The story “Keeping” that became the basis of An Island was shortlisted for the Short Story Day Africa (SSDA) prize, and I remember working on it with Bongani Kona and Efemia Chela (then the editing mentees), and presenting it as an example of what to do as an editor when confronted with an apparently perfect piece of writing. One amusing thing is that Bongani sent it back to her so buffed, it glittered – at which Karen herself promptly nuked a cliché she had found in the last paragraph. We were all so mesmerised by her writing that we missed it!

Next, Karen came on board as one of the Hotel Africa (another SSDA anthology) editors, and I have just found hundreds of emails from her showing the care and attention she lavished on those stories, the thought she put into the feedback she gave the writers. Those anthologies (the brainchildren of writer Rachel Zadok, who founded the project) are nurseries for fresh talent, and it’s exciting to wonder who and what Karen sparked or nurtured in the process.

Meanwhile, I did her interview when we launched her beautiful, delicate debut collection of poems Space Inhabited by Echoes (Holland House Press) at the glorious independent bookstore, The Book Lounge, and she brought me gifts all the way from Brazil, where she lives with her husband. I think of her every time I wear my Girl From Ipanema sandals or use my salad spoons with their carved and painted toucan handles.

All this, and she’s consistently been a loyal friend – I miss our meetings, often with Simon Sephton, of the Green Beans Tea Club, I’m remembering her very special and intimate wedding at her mom’s house, so many happy things and times…

This isn’t the first time she’s caught the attention of literary judges; she has an august track record (she’s won the Commonwealth Short Story Prize, has been a Miles Morland Fellow, and was shortlisted for the Etisalat Prize). But this time, pandemic and all, it feels special. Her work falls into the bleak but with empathy category, and she is that rare gem, a writer who crafts, then polishes, every single sentence. Also, her range is extraordinary: she’s good at everything she writes, whether it’s a short story, a historical novel, autobiographical exploration, a poem, a fable.

I also want to congratulate Damon Galgut on making the Booker longlist – again! It’s been a really proud day to be a member of the South African booky community. Also: long live small/indie publishers (and booksellers), long live!

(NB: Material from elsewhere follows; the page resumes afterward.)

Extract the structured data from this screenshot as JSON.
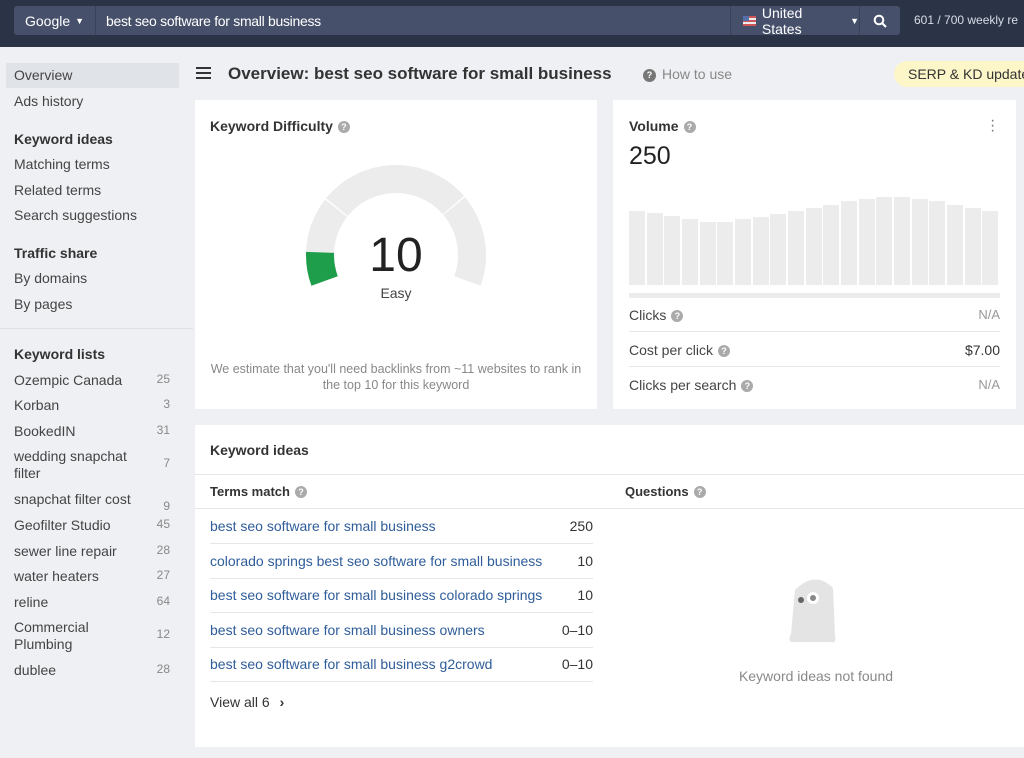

How to get An Island in South Africa:

How to get An Island in the UK:

How to get Damon’s The Promise:…/9781609456580/the-promise

How to get Nadifa Mohammed’s The Fortune Men: